There’s going to be a bloodbath. A lot of people are going to be excommunicated. David Brooks and David Frum and Peggy Noonan are dead people in the Republican Party. The litmus test will be: where did you stand on Palin?
Matt Yglesias‘ response at the time is apt:
I’m actually one who thinks that the occasional ideological purge can strengthen a movement, but this would be a seriously odd basis for conducting such a cleansing exercise. Nuzzo is talking about a blind test of loyalty, not any kind of substantive demarcation of conservatism.
A GOP where the likes of Brooks and Noonan aren’t welcome would be a fringe party, indeed.
UPDATE II: George Will makes similar arguments in his column today, although his view of what’s happening is a bit more, well, conservative.
As this is being written, Republicans seem to have lost a total of 55 House and 11 Senate seats in the past two elections. These are the worst Republican results in consecutive elections since the Depression-era elections of 1930 and 1932 (153 and 22), which presaged exile from the presidency until 1953. If, as seems likely at this writing, in January congressional Republicans have 177 representatives and 44 senators, they will be weaker than at any time since after the 1976 elections, when they were outnumbered in the House 292 to 143 and the Senate 61 to 38.
After the 1936 election, when the Republican nominee against FDR, Kansas Gov. Alf Landon, carried only two states, both in New England (hence the jest, “As Maine goes, so goes Vermont”), there were 29 congressional seats in New England and Republicans still held 15. With Tuesday’s defeat of Connecticut Republican Chris Shays, Democrats hold all 22 New England seats. As recently as 1996, when New York had 31 House seats, Republicans held 14; after Tuesday, they have just three of 29. With the loss of the seat on Staten Island, Republicans will hold at most one urban seat.
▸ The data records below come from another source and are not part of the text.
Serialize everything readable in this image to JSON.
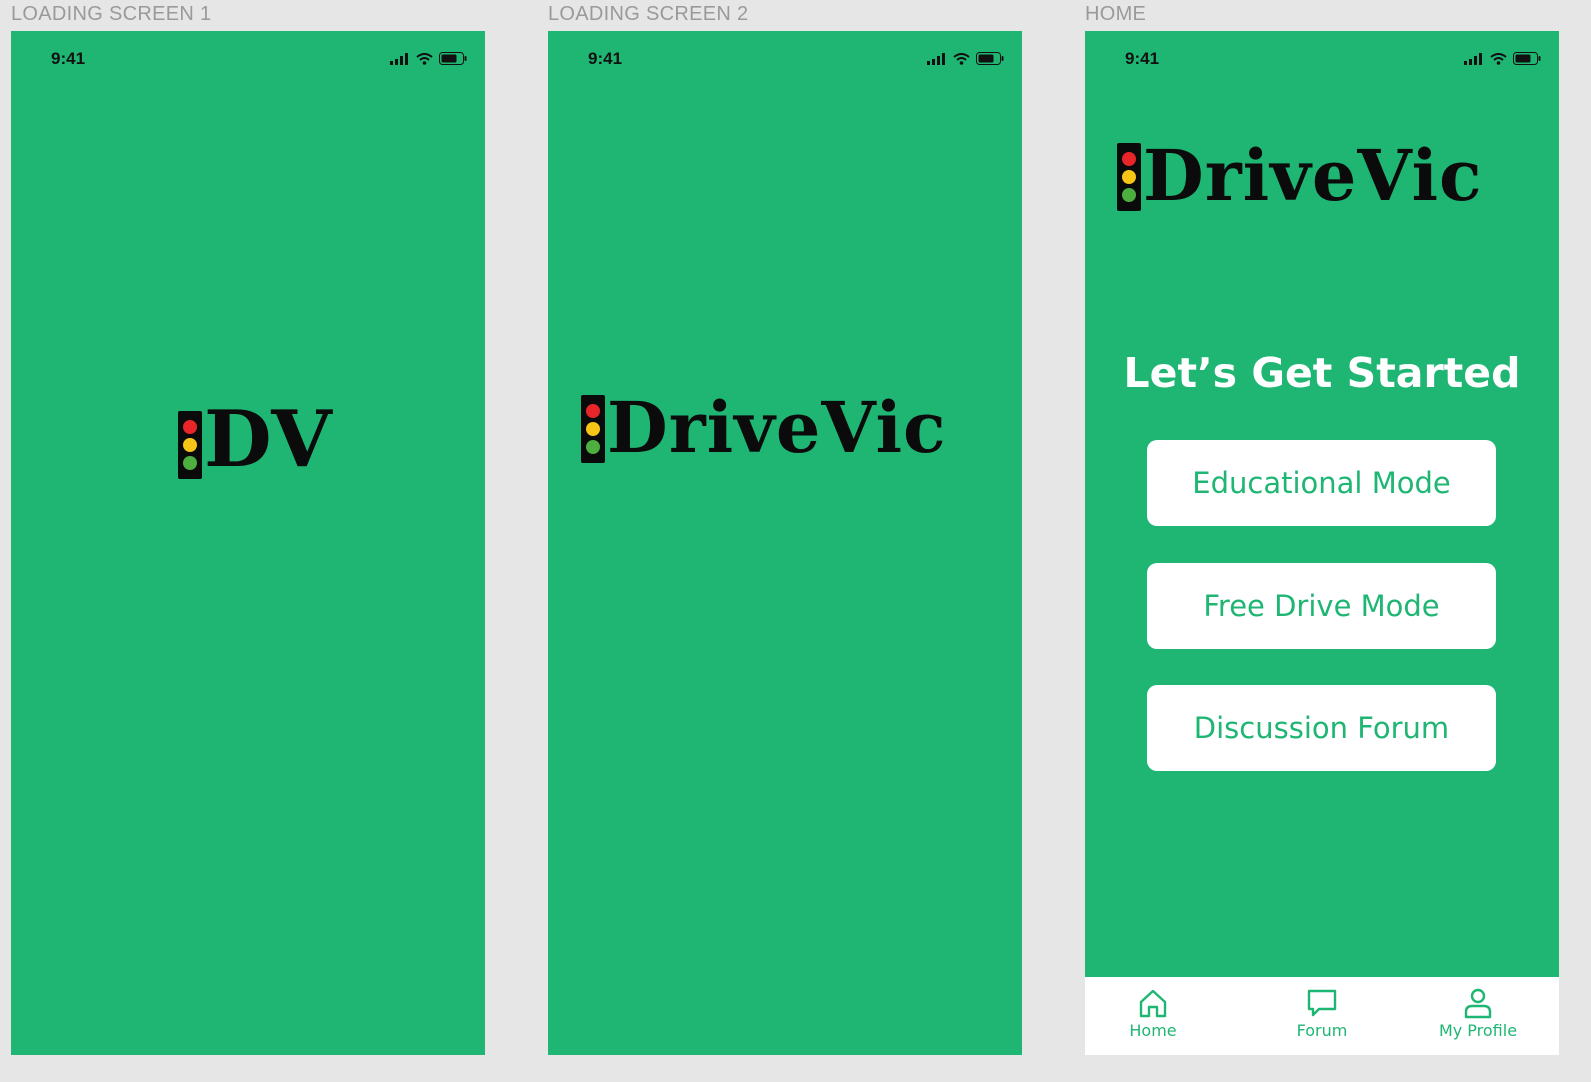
{
  "colors": {
    "brand_green": "#1fb674",
    "canvas_bg": "#e6e6e6",
    "logo_black": "#0b0b0b",
    "light_red": "#e8262a",
    "light_yellow": "#f6c515",
    "light_green": "#4caf40"
  },
  "artboards": [
    {
      "label": "LOADING SCREEN 1",
      "time": "9:41",
      "logo_text": "DV"
    },
    {
      "label": "LOADING SCREEN 2",
      "time": "9:41",
      "logo_text": "DriveVic"
    },
    {
      "label": "HOME",
      "time": "9:41",
      "logo_text": "DriveVic"
    }
  ],
  "home": {
    "heading": "Let’s Get Started",
    "buttons": {
      "educational": "Educational Mode",
      "free_drive": "Free Drive Mode",
      "forum": "Discussion Forum"
    },
    "tabs": {
      "home": "Home",
      "forum": "Forum",
      "profile": "My Profile"
    }
  },
  "icons": {
    "signal": "signal-icon",
    "wifi": "wifi-icon",
    "battery": "battery-icon",
    "home_tab": "house-icon",
    "forum_tab": "chat-bubble-icon",
    "profile_tab": "person-icon"
  }
}
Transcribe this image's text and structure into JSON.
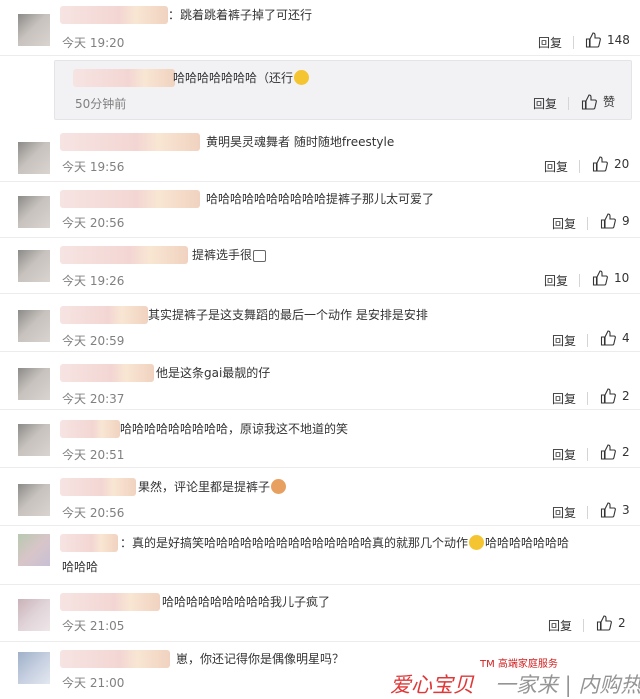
{
  "ui": {
    "reply_label": "回复",
    "like_label": "赞",
    "colors": {
      "text": "#333333",
      "time": "#808080",
      "watermark": "#e03838"
    },
    "icons": [
      "thumbs-up-icon",
      "emoji-icon"
    ]
  },
  "comments": [
    {
      "text": "：跳着跳着裤子掉了可还行",
      "time": "今天 19:20",
      "likes": "148"
    },
    {
      "text": "哈哈哈哈哈哈哈（还行",
      "time": "50分钟前",
      "likes": "赞"
    },
    {
      "text": "黄明昊灵魂舞者 随时随地freestyle",
      "time": "今天 19:56",
      "likes": "20"
    },
    {
      "text": "哈哈哈哈哈哈哈哈哈哈提裤子那儿太可爱了",
      "time": "今天 20:56",
      "likes": "9"
    },
    {
      "text": "提裤选手很",
      "time": "今天 19:26",
      "likes": "10"
    },
    {
      "text": "其实提裤子是这支舞蹈的最后一个动作 是安排是安排",
      "time": "今天 20:59",
      "likes": "4"
    },
    {
      "text": "他是这条gai最靓的仔",
      "time": "今天 20:37",
      "likes": "2"
    },
    {
      "text": "哈哈哈哈哈哈哈哈哈，原谅我这不地道的笑",
      "time": "今天 20:51",
      "likes": "2"
    },
    {
      "text": "果然，评论里都是提裤子",
      "time": "今天 20:56",
      "likes": "3"
    },
    {
      "text": "：真的是好搞笑哈哈哈哈哈哈哈哈哈哈哈哈哈哈真的就那几个动作",
      "text_cont_a": "哈哈哈哈哈哈哈",
      "text_line2": "哈哈哈",
      "time": "",
      "likes": ""
    },
    {
      "text": "哈哈哈哈哈哈哈哈哈我儿子疯了",
      "time": "今天 21:05",
      "likes": "2"
    },
    {
      "text": "崽，你还记得你是偶像明星吗？",
      "time": "今天 21:00",
      "likes": ""
    }
  ],
  "watermark": {
    "tm": "TM 高端家庭服务",
    "brand": "爱心宝贝",
    "tagline": "一家来 | 内购热点"
  }
}
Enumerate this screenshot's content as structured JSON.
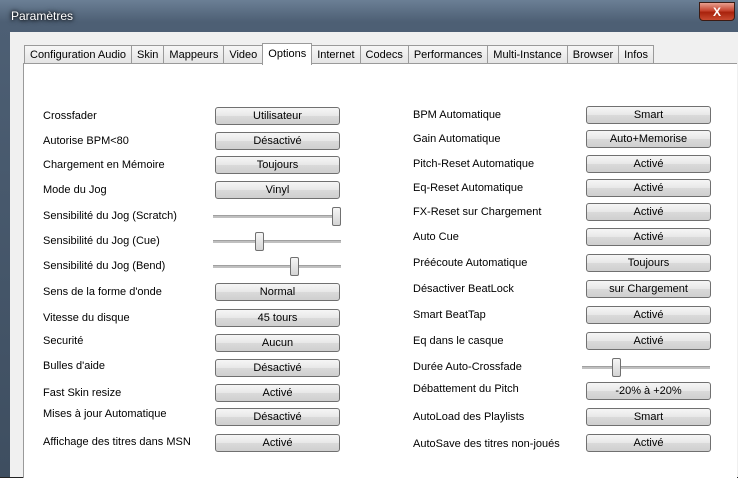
{
  "window": {
    "title": "Paramètres",
    "close_label": "X"
  },
  "tabs": [
    {
      "label": "Configuration Audio"
    },
    {
      "label": "Skin"
    },
    {
      "label": "Mappeurs"
    },
    {
      "label": "Video"
    },
    {
      "label": "Options",
      "active": true
    },
    {
      "label": "Internet"
    },
    {
      "label": "Codecs"
    },
    {
      "label": "Performances"
    },
    {
      "label": "Multi-Instance"
    },
    {
      "label": "Browser"
    },
    {
      "label": "Infos"
    }
  ],
  "left": [
    {
      "label": "Crossfader",
      "type": "button",
      "value": "Utilisateur"
    },
    {
      "label": "Autorise BPM<80",
      "type": "button",
      "value": "Désactivé"
    },
    {
      "label": "Chargement en Mémoire",
      "type": "button",
      "value": "Toujours"
    },
    {
      "label": "Mode du Jog",
      "type": "button",
      "value": "Vinyl"
    },
    {
      "label": "Sensibilité du Jog (Scratch)",
      "type": "slider",
      "level": 1.0
    },
    {
      "label": "Sensibilité du Jog (Cue)",
      "type": "slider",
      "level": 0.35
    },
    {
      "label": "Sensibilité du Jog (Bend)",
      "type": "slider",
      "level": 0.65
    },
    {
      "label": "Sens de la forme d'onde",
      "type": "button",
      "value": "Normal"
    },
    {
      "label": "Vitesse du disque",
      "type": "button",
      "value": "45 tours"
    },
    {
      "label": "Securité",
      "type": "button",
      "value": "Aucun"
    },
    {
      "label": "Bulles d'aide",
      "type": "button",
      "value": "Désactivé"
    },
    {
      "label": "Fast Skin resize",
      "type": "button",
      "value": "Activé"
    },
    {
      "label": "Mises à jour Automatique",
      "type": "button",
      "value": "Désactivé"
    },
    {
      "label": "Affichage des titres dans MSN",
      "type": "button",
      "value": "Activé"
    }
  ],
  "right": [
    {
      "label": "BPM Automatique",
      "type": "button",
      "value": "Smart"
    },
    {
      "label": "Gain Automatique",
      "type": "button",
      "value": "Auto+Memorise"
    },
    {
      "label": "Pitch-Reset Automatique",
      "type": "button",
      "value": "Activé"
    },
    {
      "label": "Eq-Reset Automatique",
      "type": "button",
      "value": "Activé"
    },
    {
      "label": "FX-Reset sur Chargement",
      "type": "button",
      "value": "Activé"
    },
    {
      "label": "Auto Cue",
      "type": "button",
      "value": "Activé"
    },
    {
      "label": "Préécoute Automatique",
      "type": "button",
      "value": "Toujours"
    },
    {
      "label": "Désactiver BeatLock",
      "type": "button",
      "value": "sur Chargement"
    },
    {
      "label": "Smart BeatTap",
      "type": "button",
      "value": "Activé"
    },
    {
      "label": "Eq dans le casque",
      "type": "button",
      "value": "Activé"
    },
    {
      "label": "Durée Auto-Crossfade",
      "type": "slider",
      "level": 0.25
    },
    {
      "label": "Débattement du Pitch",
      "type": "button",
      "value": "-20% à +20%"
    },
    {
      "label": "AutoLoad des Playlists",
      "type": "button",
      "value": "Smart"
    },
    {
      "label": "AutoSave des titres non-joués",
      "type": "button",
      "value": "Activé"
    }
  ]
}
Since John Kennedy was elected from Massachusetts in 1960, all of the elected presidents (leaving aside Gerald Ford), before Tuesday, came from Georgia, Arkansas, Texas and Southern California. In 1960, there were no Republican senators from the South. (In 1961, John Tower of Texas became the first since Reconstruction.) But when the next Congress convenes, 19 of the probable 44 Republican senators — 43 percent of them — will be from the South, understood as including Oklahoma and Kentucky. The South is beginning to look less like the firm foundation of a national party than the embattled redoubt of a regional one.
Still, the Republican Party retains a remarkably strong pulse, considering that McCain’s often chaotic campaign earned 46 percent of the popular vote while tacking into terrible winds. Conservatives can take some solace from the fact that four years after Goldwater won just 38.5 percent of the popular vote, a Republican president was elected.
True that. But it took some extraordinarily bad governing and an unpopular war to do it. And it would be another three decades before the GOP won a majority in the House of Representatives.